* Work to complete:
Output every entry exactly as it appears.

[Records supplied]

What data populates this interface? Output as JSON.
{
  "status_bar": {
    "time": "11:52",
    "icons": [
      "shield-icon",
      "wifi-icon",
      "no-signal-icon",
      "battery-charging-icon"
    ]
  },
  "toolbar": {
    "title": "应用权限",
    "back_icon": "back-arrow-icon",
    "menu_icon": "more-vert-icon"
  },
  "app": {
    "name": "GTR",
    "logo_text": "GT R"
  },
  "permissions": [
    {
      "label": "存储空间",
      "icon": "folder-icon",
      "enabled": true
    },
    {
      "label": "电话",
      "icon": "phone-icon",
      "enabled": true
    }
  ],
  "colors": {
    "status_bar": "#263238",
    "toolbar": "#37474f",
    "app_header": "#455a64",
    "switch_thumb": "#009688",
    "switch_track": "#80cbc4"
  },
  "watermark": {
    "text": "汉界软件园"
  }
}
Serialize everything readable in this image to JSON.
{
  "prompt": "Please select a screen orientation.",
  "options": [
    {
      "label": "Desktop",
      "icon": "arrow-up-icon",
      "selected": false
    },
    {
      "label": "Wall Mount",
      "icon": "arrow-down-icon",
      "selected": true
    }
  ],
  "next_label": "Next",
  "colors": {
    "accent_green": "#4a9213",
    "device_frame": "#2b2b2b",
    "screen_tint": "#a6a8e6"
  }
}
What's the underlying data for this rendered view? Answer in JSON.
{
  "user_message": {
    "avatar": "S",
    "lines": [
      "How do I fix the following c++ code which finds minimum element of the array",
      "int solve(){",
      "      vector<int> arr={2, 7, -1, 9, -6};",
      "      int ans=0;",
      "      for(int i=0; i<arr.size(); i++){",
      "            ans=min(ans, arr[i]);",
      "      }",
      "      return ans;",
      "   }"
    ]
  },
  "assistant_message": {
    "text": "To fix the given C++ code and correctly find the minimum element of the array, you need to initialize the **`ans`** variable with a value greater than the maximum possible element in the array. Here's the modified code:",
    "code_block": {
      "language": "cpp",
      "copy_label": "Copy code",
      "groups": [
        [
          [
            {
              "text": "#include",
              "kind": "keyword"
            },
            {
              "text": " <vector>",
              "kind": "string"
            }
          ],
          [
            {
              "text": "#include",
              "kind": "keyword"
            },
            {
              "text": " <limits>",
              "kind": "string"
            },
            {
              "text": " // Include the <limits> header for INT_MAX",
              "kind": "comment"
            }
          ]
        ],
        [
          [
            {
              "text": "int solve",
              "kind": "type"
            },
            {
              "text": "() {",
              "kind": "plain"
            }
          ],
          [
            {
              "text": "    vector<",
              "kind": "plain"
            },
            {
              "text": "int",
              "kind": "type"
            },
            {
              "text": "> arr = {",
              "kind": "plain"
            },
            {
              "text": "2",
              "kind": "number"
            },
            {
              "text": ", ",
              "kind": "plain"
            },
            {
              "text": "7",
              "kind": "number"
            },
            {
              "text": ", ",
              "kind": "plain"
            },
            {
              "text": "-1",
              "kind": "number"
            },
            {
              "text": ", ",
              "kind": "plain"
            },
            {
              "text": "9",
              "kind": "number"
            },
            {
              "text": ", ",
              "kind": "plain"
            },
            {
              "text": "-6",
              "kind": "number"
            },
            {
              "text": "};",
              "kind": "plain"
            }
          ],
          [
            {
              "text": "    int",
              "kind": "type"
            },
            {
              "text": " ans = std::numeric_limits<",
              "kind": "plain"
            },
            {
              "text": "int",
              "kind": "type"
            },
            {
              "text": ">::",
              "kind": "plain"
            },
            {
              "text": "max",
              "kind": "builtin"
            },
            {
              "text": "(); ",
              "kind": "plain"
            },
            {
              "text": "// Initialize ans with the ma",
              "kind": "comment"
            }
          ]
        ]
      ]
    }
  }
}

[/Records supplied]

* Task solution:
What data populates this interface? Output as JSON.
{
  "status_bar": {
    "time": "11:52",
    "icons": [
      "shield-icon",
      "wifi-icon",
      "no-signal-icon",
      "battery-charging-icon"
    ]
  },
  "toolbar": {
    "title": "应用权限",
    "back_icon": "back-arrow-icon",
    "menu_icon": "more-vert-icon"
  },
  "app": {
    "name": "GTR",
    "logo_text": "GT R"
  },
  "permissions": [
    {
      "label": "存储空间",
      "icon": "folder-icon",
      "enabled": true
    },
    {
      "label": "电话",
      "icon": "phone-icon",
      "enabled": true
    }
  ],
  "colors": {
    "status_bar": "#263238",
    "toolbar": "#37474f",
    "app_header": "#455a64",
    "switch_thumb": "#009688",
    "switch_track": "#80cbc4"
  },
  "watermark": {
    "text": "汉界软件园"
  }
}
Serialize everything readable in this image to JSON.
{
  "prompt": "Please select a screen orientation.",
  "options": [
    {
      "label": "Desktop",
      "icon": "arrow-up-icon",
      "selected": false
    },
    {
      "label": "Wall Mount",
      "icon": "arrow-down-icon",
      "selected": true
    }
  ],
  "next_label": "Next",
  "colors": {
    "accent_green": "#4a9213",
    "device_frame": "#2b2b2b",
    "screen_tint": "#a6a8e6"
  }
}
What's the underlying data for this rendered view? Answer in JSON.
{
  "user_message": {
    "avatar": "S",
    "lines": [
      "How do I fix the following c++ code which finds minimum element of the array",
      "int solve(){",
      "      vector<int> arr={2, 7, -1, 9, -6};",
      "      int ans=0;",
      "      for(int i=0; i<arr.size(); i++){",
      "            ans=min(ans, arr[i]);",
      "      }",
      "      return ans;",
      "   }"
    ]
  },
  "assistant_message": {
    "text": "To fix the given C++ code and correctly find the minimum element of the array, you need to initialize the **`ans`** variable with a value greater than the maximum possible element in the array. Here's the modified code:",
    "code_block": {
      "language": "cpp",
      "copy_label": "Copy code",
      "groups": [
        [
          [
            {
              "text": "#include",
              "kind": "keyword"
            },
            {
              "text": " <vector>",
              "kind": "string"
            }
          ],
          [
            {
              "text": "#include",
              "kind": "keyword"
            },
            {
              "text": " <limits>",
              "kind": "string"
            },
            {
              "text": " // Include the <limits> header for INT_MAX",
              "kind": "comment"
            }
          ]
        ],
        [
          [
            {
              "text": "int solve",
              "kind": "type"
            },
            {
              "text": "() {",
              "kind": "plain"
            }
          ],
          [
            {
              "text": "    vector<",
              "kind": "plain"
            },
            {
              "text": "int",
              "kind": "type"
            },
            {
              "text": "> arr = {",
              "kind": "plain"
            },
            {
              "text": "2",
              "kind": "number"
            },
            {
              "text": ", ",
              "kind": "plain"
            },
            {
              "text": "7",
              "kind": "number"
            },
            {
              "text": ", ",
              "kind": "plain"
            },
            {
              "text": "-1",
              "kind": "number"
            },
            {
              "text": ", ",
              "kind": "plain"
            },
            {
              "text": "9",
              "kind": "number"
            },
            {
              "text": ", ",
              "kind": "plain"
            },
            {
              "text": "-6",
              "kind": "number"
            },
            {
              "text": "};",
              "kind": "plain"
            }
          ],
          [
            {
              "text": "    int",
              "kind": "type"
            },
            {
              "text": " ans = std::numeric_limits<",
              "kind": "plain"
            },
            {
              "text": "int",
              "kind": "type"
            },
            {
              "text": ">::",
              "kind": "plain"
            },
            {
              "text": "max",
              "kind": "builtin"
            },
            {
              "text": "(); ",
              "kind": "plain"
            },
            {
              "text": "// Initialize ans with the ma",
              "kind": "comment"
            }
          ]
        ]
      ]
    }
  }
}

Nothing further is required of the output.